Modigliani's The Little Peasant

London – 28 November

‘You look out at the world with one eye and into yourself with the other’… a quote attributed to Amedeo Modigliani. Choosing to visit the ‘Modigliani’ blockbuster exhibition at Tate Modern did not disappoint and proved the veracity of this quotation in more ways than one. Modigliani was certainly a close observer of humankind, strongly favouring the female of the species; the almond – or, occasionally, piercing, blue eyes – of these models were themselves hypnotic to view.

Seeing the Little Peasant, c.1918, (a familiar exhibit on the walls of Tate Britain for as long as I can remember) exhibited here among the nude and portrait paintings, where the artist invariably employed really strong colours, was something of a shock.

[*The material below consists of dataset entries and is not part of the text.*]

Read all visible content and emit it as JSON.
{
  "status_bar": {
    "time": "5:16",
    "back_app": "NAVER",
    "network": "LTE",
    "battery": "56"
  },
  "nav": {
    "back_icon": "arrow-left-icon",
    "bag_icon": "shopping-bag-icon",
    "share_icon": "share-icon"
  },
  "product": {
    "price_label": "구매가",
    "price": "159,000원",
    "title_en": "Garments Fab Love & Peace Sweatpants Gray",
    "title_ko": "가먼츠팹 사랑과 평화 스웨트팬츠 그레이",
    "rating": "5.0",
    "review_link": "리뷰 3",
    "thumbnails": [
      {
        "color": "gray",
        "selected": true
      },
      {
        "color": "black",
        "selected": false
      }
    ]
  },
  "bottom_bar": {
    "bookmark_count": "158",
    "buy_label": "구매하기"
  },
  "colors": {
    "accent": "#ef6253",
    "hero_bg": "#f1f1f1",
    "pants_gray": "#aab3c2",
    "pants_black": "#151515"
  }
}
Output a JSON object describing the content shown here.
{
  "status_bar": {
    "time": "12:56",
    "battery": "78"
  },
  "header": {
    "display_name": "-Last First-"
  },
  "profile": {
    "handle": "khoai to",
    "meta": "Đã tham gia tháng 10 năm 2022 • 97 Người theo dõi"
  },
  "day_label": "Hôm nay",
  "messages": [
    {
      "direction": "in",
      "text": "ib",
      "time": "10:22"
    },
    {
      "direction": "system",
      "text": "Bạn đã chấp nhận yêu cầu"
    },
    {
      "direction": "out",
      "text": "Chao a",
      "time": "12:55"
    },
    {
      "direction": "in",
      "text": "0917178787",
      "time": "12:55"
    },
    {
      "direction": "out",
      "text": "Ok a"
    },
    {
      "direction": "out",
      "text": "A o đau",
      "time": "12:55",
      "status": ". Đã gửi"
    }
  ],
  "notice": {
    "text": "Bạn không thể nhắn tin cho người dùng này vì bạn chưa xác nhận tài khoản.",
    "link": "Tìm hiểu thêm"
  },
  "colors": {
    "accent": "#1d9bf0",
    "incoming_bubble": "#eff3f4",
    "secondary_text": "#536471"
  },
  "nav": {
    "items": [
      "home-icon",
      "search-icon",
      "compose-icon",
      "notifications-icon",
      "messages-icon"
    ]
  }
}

I think, as a teenager I had come to associate Modigliani simply with the washed out grey/blues of Le Petit Paysan!

The Tate website describes Modigliani’s sensuous and seductive nudes – twelve large paintings – as the highlight of the exhibition. (When first revealed to the world, in 1917, they would have been pretty shocking and rapidly led to police censorship). Personally I felt that the show’s pièce de résistance was, in fact, the room devoted to his superbly carved heads, all beautifully lit. I could have lingered here all afternoon. This relatively brief period of sculptural endeavour (1911-13), together with Modigliani’s ‘Caryatid’ drawings, owed much to the readily accessible visual references available to artists and sculptors in Paris at the time, primarily carved objects from Egypt, Cambodia and the Ivory Coast. Sadly the health issues which dogged him for much of his life were exacerbated by the dust from the stone that he was engaged in carving. It would have been fascinating to see how his work would have developed had he been able to continue with this aspect of his creative output.

Modigliani and his fellow Parisian artists, Soutine and Utrillo among others, were labelled ‘les peintres maudits’ – painters under a curse. Strong drink, drugs and sheer misfortune saw them all off at a relatively young age. Modigliani was only 35 when he succumbed to tubercular meningitis, the tragedy of a talented young life snuffed out compounded by the suicide of his pregnant fiancée and muse, Jeanne Hebuterne.

Those of our travelling members and friends who hiked across to Tate Modern were not disappointed. Others reported of equally enjoyable viewing experiences at the British Museum (Scythians), the National Gallery (Degas from the Burrell), the R.A.(Jasper Johns) and, over at Tate Britain, (Impressionists in London).

Bob Williams